* REQUIRED WORK *
Reproduce every line in the listing that contains the word "title".

===== MATERIAL PROVIDED =====

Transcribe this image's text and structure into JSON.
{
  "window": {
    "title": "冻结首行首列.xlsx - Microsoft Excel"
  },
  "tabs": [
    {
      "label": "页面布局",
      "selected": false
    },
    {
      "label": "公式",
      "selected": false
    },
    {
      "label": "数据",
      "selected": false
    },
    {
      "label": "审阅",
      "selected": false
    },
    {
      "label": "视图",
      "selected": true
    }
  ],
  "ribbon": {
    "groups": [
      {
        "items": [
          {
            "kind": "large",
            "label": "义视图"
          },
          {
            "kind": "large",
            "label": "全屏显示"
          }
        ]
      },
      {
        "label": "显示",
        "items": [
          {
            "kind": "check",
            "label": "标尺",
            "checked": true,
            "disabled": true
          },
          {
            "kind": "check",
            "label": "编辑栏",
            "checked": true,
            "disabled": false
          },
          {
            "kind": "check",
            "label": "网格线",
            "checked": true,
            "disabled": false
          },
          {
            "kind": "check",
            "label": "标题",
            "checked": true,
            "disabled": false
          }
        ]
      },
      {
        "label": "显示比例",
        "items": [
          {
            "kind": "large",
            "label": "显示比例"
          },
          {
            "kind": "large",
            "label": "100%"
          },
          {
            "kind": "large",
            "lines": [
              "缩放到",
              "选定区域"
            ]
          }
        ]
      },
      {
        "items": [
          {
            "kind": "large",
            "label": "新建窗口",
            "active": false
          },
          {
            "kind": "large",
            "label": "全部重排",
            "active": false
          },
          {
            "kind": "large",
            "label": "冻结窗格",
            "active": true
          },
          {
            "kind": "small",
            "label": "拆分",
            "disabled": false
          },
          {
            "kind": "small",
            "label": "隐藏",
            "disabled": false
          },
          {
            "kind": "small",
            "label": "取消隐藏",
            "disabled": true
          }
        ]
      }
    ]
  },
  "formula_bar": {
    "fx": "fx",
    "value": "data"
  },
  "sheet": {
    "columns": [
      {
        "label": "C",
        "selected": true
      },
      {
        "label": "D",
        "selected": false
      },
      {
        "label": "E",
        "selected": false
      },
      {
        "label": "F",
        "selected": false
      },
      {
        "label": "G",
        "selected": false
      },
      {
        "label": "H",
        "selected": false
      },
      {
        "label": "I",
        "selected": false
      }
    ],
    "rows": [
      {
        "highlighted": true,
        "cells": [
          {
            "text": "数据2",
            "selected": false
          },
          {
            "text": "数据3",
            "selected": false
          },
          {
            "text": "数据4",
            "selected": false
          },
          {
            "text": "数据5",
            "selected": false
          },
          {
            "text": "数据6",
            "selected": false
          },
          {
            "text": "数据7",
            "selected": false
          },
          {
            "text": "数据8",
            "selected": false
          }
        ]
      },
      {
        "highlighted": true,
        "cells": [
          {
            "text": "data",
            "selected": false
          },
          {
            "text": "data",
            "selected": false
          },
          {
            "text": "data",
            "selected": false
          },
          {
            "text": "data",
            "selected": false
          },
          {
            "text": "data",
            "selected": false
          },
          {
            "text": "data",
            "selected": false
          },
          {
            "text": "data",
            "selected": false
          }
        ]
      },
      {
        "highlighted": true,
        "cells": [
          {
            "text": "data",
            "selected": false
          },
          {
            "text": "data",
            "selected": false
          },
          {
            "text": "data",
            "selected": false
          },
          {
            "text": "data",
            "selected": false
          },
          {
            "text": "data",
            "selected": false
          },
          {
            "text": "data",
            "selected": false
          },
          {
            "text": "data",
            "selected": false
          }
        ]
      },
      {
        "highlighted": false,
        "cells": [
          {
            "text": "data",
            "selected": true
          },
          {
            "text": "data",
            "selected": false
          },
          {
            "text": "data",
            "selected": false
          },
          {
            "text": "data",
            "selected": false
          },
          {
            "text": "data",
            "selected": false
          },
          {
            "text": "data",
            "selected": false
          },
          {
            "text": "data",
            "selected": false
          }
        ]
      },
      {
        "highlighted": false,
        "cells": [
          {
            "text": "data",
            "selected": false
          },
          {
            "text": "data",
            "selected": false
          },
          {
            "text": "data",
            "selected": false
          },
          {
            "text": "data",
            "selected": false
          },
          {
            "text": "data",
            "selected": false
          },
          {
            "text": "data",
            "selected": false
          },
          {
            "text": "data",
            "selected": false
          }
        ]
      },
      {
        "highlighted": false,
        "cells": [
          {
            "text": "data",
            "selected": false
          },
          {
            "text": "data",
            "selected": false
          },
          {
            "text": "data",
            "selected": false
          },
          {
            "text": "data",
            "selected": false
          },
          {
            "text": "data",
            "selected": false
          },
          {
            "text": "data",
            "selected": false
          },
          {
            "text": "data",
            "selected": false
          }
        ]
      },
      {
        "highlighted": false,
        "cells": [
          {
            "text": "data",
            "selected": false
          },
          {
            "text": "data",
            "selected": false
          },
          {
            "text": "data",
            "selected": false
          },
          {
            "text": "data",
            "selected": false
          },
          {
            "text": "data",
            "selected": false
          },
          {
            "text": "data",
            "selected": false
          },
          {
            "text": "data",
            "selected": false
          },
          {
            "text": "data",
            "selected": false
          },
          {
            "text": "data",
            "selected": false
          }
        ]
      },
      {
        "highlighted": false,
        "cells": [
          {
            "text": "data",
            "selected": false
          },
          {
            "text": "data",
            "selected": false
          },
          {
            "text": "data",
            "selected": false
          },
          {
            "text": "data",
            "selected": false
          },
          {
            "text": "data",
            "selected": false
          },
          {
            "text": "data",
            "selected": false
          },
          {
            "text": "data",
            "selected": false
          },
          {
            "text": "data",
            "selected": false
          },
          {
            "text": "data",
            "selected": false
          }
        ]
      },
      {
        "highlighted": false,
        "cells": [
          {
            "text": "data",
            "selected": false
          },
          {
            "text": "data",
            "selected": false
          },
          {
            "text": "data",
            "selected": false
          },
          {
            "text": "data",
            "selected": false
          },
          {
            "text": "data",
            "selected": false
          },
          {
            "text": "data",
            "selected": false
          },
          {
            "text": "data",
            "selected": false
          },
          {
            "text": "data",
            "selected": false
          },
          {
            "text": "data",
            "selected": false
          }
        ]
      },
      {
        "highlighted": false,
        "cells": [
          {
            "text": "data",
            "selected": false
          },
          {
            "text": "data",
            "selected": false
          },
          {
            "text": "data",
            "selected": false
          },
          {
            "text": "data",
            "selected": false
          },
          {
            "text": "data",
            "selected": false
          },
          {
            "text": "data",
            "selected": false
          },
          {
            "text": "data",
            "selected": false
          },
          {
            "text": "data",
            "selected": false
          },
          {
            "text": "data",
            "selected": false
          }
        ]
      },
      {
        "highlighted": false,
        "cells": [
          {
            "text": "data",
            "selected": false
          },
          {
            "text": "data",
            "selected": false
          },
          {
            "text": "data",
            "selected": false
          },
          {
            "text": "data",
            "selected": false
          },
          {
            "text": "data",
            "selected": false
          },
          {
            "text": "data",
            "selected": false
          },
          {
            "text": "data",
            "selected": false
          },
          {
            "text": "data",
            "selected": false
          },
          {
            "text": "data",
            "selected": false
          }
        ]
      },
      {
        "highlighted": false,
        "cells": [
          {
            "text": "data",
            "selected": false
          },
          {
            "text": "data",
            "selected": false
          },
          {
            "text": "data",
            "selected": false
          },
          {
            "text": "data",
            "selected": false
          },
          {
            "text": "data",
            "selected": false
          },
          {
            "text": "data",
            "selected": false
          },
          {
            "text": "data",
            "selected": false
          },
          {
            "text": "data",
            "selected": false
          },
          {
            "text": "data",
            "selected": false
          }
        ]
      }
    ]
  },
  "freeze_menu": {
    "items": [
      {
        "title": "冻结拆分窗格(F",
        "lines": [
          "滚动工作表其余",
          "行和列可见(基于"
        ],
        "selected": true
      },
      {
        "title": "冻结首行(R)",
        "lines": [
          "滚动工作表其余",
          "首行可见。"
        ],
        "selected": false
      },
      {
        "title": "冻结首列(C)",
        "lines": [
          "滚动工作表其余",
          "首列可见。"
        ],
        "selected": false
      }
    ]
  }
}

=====

* RESULT OF THIS TASK *
    "title": "冻结首行首列.xlsx - Microsoft Excel"
        "title": "冻结拆分窗格(F",
        "title": "冻结首行(R)",
        "title": "冻结首列(C)",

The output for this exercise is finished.